The program is run at 20 locations across Minnesota. In Sartell’s first session, there were 3-4 coaches at six stations spread across the ice. The session was led by Sartell-St. High school boys coach Stephen Ryan Hacker, a former University of Denver player.

Little Wild Learn to Play 4
Players work on getting off the ice and standing in hockey stance during one of six stations during the first of four Little Wild Learn to Play sessions being held at the Scheels Athletic Complex in Sartell, Minn. The players worked with coaches on skating and took part in small area games on September 12, 2022.

Mick Hatten / The Ice Rink Live

An experienced coach and former player is common among the lead coaches in the Little Wild Learn to Play program.

“Minnesota Hockey coordinates a head coach at all locations and I’m one of them — I’m in charge of the Bloomington location,” Andresen said. “We tell them to have at least eight (coaches), but you can never have enough coaches. Our first night I had 15 other coaches there.

“The challenge for us is to find enough coaches to help us. The coaches who run them, some have done it since the first year…they love doing it and they have people who love being part of it, even if they don’t have children in the program, they are happy to help these beginners.

Having so many coaches on the ice helps keep players involved and find help if they need it.

“I think it’s great,” Jacobson said. “Kids get inexpensive ice time and have fun.

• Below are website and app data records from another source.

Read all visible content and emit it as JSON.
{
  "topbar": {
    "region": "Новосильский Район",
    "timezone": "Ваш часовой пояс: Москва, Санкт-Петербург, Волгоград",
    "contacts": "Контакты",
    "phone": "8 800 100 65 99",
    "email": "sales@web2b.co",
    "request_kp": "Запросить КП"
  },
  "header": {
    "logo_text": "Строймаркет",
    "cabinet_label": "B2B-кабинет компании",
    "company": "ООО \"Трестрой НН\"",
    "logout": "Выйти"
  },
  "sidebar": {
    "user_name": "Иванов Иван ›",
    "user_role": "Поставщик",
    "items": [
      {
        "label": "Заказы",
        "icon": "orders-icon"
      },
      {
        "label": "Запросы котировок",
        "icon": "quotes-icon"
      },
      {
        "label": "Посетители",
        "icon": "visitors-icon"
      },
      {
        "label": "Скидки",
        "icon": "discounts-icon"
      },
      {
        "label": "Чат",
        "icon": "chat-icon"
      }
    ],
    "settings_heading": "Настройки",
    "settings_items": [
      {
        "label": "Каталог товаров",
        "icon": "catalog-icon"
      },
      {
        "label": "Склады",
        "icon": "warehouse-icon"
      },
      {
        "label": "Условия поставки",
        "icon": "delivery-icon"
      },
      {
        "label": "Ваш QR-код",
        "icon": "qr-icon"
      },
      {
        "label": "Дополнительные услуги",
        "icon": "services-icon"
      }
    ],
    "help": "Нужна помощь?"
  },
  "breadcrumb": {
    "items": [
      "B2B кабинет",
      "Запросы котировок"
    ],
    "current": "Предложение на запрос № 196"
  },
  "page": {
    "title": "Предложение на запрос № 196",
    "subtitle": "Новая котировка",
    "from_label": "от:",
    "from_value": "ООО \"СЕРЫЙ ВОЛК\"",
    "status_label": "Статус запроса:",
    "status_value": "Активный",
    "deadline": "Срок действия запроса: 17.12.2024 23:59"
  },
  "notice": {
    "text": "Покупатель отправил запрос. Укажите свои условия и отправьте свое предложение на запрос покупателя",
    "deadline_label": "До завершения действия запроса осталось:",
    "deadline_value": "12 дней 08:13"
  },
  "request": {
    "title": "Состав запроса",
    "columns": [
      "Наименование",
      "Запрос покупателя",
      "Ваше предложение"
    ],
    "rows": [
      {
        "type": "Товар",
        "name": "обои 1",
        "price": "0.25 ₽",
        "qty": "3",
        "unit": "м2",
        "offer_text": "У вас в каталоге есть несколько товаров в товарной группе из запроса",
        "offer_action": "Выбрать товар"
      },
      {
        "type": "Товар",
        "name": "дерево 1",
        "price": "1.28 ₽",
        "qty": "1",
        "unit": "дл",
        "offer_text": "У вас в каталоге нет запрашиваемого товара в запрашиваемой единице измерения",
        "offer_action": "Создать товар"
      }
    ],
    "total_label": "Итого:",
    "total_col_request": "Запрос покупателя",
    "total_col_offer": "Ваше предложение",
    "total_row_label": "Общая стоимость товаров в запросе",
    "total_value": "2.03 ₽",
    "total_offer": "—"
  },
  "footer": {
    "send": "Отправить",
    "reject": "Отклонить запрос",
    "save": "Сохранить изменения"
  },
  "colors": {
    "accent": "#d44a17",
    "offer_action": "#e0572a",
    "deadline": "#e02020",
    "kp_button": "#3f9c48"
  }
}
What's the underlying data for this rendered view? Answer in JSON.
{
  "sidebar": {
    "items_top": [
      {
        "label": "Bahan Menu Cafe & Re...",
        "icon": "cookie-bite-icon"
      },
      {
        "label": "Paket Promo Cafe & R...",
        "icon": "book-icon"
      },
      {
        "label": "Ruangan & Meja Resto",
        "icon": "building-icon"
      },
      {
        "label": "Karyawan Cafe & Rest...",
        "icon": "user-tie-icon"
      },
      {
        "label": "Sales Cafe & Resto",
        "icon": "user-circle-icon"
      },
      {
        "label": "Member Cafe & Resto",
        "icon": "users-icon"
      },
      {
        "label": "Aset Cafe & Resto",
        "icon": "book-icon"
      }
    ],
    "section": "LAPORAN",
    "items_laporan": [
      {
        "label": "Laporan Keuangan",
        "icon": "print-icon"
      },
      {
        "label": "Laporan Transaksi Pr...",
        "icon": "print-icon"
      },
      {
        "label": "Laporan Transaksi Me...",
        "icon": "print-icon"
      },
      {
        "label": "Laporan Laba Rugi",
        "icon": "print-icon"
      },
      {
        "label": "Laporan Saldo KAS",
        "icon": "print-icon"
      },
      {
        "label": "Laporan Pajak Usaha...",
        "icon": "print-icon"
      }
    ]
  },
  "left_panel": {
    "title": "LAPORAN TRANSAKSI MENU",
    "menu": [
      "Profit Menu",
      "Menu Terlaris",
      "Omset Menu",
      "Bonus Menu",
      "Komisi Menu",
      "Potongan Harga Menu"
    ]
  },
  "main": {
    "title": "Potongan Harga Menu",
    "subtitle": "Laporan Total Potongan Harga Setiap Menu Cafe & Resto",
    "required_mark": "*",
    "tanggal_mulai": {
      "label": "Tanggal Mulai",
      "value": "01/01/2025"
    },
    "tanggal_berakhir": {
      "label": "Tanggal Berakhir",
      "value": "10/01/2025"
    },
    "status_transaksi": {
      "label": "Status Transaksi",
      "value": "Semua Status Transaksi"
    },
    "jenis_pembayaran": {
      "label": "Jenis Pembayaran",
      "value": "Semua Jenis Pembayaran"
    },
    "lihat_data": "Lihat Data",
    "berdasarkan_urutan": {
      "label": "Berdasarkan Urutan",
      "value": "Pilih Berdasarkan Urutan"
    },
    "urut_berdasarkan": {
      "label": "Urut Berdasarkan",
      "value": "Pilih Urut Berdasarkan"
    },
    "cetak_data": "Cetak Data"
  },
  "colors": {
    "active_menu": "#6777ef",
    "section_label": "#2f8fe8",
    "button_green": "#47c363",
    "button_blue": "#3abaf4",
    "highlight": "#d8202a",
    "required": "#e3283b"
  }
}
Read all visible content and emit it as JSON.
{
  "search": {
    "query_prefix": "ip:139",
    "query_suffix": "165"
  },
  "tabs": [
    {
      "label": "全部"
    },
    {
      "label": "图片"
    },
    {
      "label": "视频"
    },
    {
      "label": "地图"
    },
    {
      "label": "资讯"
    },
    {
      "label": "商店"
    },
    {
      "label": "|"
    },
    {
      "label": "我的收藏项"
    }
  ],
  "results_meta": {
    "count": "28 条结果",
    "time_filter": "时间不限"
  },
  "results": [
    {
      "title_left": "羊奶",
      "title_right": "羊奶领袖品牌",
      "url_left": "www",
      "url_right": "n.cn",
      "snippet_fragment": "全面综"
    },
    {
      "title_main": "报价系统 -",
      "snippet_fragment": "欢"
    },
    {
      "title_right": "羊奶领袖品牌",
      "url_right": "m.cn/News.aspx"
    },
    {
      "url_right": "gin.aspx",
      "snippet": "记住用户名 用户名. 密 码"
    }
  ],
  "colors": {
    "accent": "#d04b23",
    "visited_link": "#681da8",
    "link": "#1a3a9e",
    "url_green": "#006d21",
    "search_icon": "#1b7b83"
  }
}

There are great games. They involve everyone. Everyone is included: everyone from beginners to kids who can skate well, which is great.

All sites offer opportunities for boys and girls. TRIA Rink, however, also offers a girls-only program.

Jacobson has a daughter (Sumalee) and her youngest son Milo, 7, is her third child to participate in Little Wild Learn to Play.

“(Milo) watched his older brother and my daughter play for a while and then she went dancing,” Nik Jacobson said. “Everyone complains about the high price of hockey, but it’s cheap compared to gymnastics. Anyone who wants to challenge that, I’ll take them on.”

People who want more information about the Little Wild Learn to Play program can visit https://www.nhl.com/wild/community/. Andresen said not all venues stay the same from year to year and they try to move the program to remote locations.

2022 Little Wild Learn to Play Program Sites

Anoka — Anoka Ice Rink
Armstrong-Cooper—New Hope Arena
Bloomington — Bloomington Ice Garden
Brooklyn Park – Brooklyn Park Community Activity Center
Buffalo – Buffalo Civic Center
Delano – Delano Area Sports Arena
Dodge County—Four Seasons Arena
Duluth – Heritage Sports Center
Eden Prairie — Eden Prairie Community Center
Forest Lake — Forest Lake Sports Center
Hastings — Hastings Civic Arena
Minneapolis—Ice Garden Parade
Owatonna – Steele County Four Season Center
Plymouth — Plymouth Ice Center
Sartell — SCHEELS sports complex
Saint-Louis Park – Saint-Louis Park Leisure Center
St. Paul — TRIA Rink (two programs, one for girls only)
Stillwater — St. Croix Recreation Center
Woodbury — M Health Fairview Sports Center